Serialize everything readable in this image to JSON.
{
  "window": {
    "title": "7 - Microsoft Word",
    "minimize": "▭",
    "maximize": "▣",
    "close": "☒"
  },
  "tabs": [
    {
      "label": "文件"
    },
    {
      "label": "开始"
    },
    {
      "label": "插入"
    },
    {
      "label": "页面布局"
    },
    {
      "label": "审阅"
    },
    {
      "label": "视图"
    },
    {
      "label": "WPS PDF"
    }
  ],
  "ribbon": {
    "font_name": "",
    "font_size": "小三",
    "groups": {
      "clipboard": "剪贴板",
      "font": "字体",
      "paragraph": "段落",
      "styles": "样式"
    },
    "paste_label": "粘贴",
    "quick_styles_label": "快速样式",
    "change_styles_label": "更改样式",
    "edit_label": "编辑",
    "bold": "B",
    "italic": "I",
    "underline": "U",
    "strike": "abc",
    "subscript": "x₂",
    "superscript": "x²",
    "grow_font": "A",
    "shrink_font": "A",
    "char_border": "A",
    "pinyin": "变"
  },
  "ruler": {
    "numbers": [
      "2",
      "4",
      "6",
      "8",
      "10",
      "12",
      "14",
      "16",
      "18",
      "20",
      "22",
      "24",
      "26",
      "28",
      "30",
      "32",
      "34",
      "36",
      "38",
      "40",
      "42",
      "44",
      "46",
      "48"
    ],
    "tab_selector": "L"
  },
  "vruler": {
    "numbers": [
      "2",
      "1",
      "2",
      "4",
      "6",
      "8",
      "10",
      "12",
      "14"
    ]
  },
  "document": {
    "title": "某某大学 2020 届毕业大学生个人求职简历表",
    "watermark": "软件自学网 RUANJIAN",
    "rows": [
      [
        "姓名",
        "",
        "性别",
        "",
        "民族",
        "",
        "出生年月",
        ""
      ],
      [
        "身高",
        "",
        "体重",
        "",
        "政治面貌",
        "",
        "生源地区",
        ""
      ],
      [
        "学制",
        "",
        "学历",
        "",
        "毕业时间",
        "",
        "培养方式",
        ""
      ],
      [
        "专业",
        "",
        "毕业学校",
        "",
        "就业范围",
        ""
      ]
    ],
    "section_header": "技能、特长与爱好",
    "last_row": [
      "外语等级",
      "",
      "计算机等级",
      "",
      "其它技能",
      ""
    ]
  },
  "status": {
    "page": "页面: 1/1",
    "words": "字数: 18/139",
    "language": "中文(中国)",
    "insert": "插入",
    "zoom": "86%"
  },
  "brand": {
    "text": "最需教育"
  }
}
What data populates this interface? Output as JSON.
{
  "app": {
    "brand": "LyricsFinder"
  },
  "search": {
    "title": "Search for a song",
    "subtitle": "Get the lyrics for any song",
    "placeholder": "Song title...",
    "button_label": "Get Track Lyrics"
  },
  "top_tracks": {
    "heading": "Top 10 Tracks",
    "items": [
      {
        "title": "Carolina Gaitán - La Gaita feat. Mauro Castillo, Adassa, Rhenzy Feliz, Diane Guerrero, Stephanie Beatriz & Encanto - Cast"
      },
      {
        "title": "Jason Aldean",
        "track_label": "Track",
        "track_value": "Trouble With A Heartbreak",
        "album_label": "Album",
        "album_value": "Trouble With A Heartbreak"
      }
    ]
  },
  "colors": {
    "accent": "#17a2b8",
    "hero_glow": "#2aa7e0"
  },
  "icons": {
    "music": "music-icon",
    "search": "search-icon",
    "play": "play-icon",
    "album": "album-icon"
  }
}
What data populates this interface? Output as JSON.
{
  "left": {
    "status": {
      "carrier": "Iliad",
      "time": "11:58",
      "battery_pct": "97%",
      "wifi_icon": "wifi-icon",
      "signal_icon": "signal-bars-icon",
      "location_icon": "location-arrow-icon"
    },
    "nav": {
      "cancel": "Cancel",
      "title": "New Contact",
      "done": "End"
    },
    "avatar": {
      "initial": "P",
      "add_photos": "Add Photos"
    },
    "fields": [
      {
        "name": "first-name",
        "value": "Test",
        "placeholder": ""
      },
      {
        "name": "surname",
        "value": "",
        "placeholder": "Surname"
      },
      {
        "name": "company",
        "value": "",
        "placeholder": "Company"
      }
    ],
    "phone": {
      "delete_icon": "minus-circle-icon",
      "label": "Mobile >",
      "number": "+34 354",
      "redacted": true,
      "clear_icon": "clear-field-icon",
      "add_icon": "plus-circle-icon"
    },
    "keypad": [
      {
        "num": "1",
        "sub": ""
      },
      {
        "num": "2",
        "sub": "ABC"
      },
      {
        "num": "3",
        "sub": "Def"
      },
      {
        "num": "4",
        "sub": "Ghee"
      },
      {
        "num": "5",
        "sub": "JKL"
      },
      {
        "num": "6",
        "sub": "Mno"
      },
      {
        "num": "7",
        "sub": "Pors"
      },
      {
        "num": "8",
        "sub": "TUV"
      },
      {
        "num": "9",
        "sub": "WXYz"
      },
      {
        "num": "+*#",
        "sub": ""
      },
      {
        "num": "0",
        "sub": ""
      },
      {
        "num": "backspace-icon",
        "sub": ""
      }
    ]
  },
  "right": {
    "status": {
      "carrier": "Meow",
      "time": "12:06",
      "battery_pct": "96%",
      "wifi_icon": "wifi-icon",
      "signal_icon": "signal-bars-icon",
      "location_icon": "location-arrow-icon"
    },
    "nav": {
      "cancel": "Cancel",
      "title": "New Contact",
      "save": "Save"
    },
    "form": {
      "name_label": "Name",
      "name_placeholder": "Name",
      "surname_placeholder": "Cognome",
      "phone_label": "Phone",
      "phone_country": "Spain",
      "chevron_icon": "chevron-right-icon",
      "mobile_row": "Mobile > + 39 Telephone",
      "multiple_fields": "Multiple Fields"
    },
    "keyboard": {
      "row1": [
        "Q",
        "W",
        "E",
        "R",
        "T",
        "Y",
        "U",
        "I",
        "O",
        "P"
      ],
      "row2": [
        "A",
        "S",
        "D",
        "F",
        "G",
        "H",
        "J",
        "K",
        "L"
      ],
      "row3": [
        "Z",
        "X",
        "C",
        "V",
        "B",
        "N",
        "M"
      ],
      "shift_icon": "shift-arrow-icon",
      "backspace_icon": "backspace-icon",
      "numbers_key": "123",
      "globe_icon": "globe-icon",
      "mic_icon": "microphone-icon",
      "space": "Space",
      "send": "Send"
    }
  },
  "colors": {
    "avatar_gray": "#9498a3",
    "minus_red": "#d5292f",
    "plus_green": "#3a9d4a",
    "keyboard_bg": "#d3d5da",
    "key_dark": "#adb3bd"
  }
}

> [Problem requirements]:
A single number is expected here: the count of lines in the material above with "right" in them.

> [Task solution]:
2